Passing through Montmirail we continued across the green plain passing a white column marking the spot where in 1814 Napoleon had successfully directed his heavily outnumbered troops fighting against a combined army of Russians and Prussians marching on Paris. Following his disastrous Russian campaign in 1812 Napoleon had suffered further defeats and his power and popularity at home were waning. Success at Montmirail was of vital importance to him as well as to the future of France. His troops defeated the invading army when outnumbered 6 to 1 and the battle is considered as one of Napoleon’s great battle achievements.
I was struck by the thought that beneath Napoleon’s feet, as he directed the battle in the fields around Montmirail, lay a large oil reserve that in a different and later age would be of more significance than the slaughtering of thousands of enemy Russians in the surrounding cornfields! Napoleon was completely unaware of the wealth beneath the surface and back then its significance would not have been understood. The technology to exploit it had not then been developed.
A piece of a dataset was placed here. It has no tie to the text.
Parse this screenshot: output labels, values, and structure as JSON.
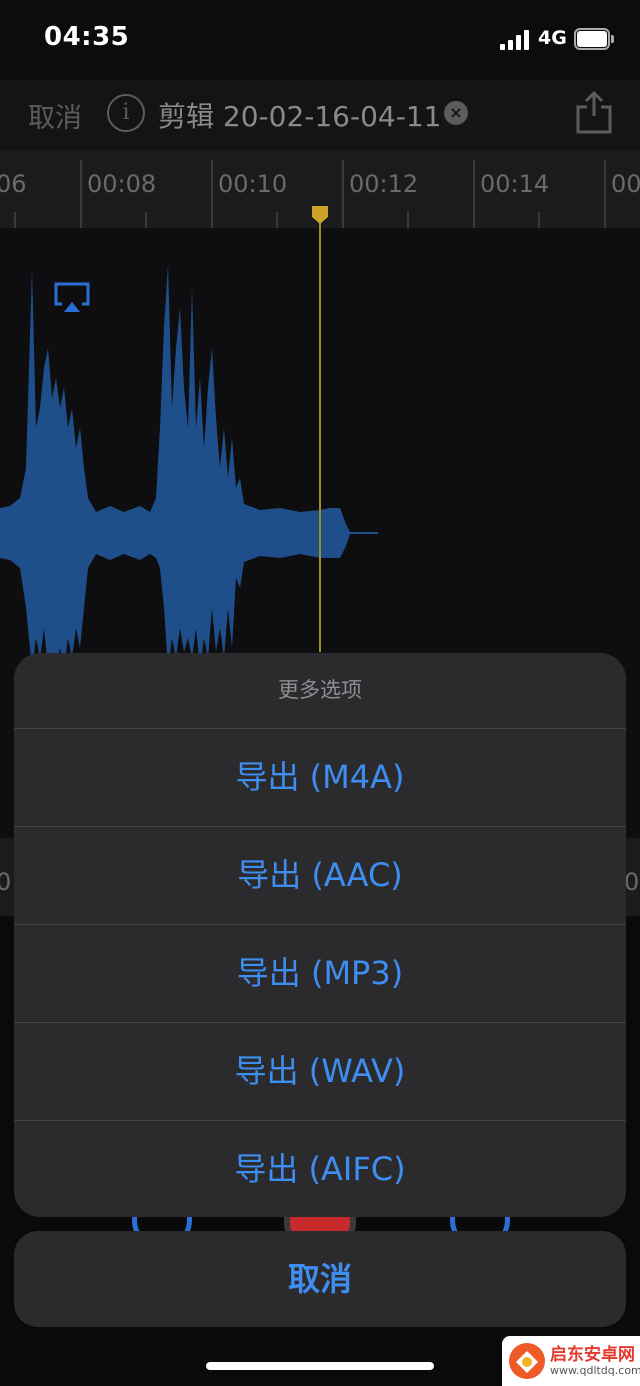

We stopped for a picnic at the ruined Château de Fère. It had once been an impressive motte and bailey castle but is now no more than a romantic ruin set on a small hill surrounded by woodland.
Our progress was slow and at Laon we considered stopping at the campsite we used on our last visit to the area in 2010. Above the town, high on the hilltop, stood the magnificent gothic cathedral with its fantasy creation of animal statues covering the west front. Sticking to our original plan we continued the extra 36 kilometres to Guise where we are happily settled on the municipal campsite with a cuckoo calling. It’s over two months since we first heard one on our way south towards the Italian lakes. That seems so long ago now!
Related Links: Laon See Sunday 27th June 2010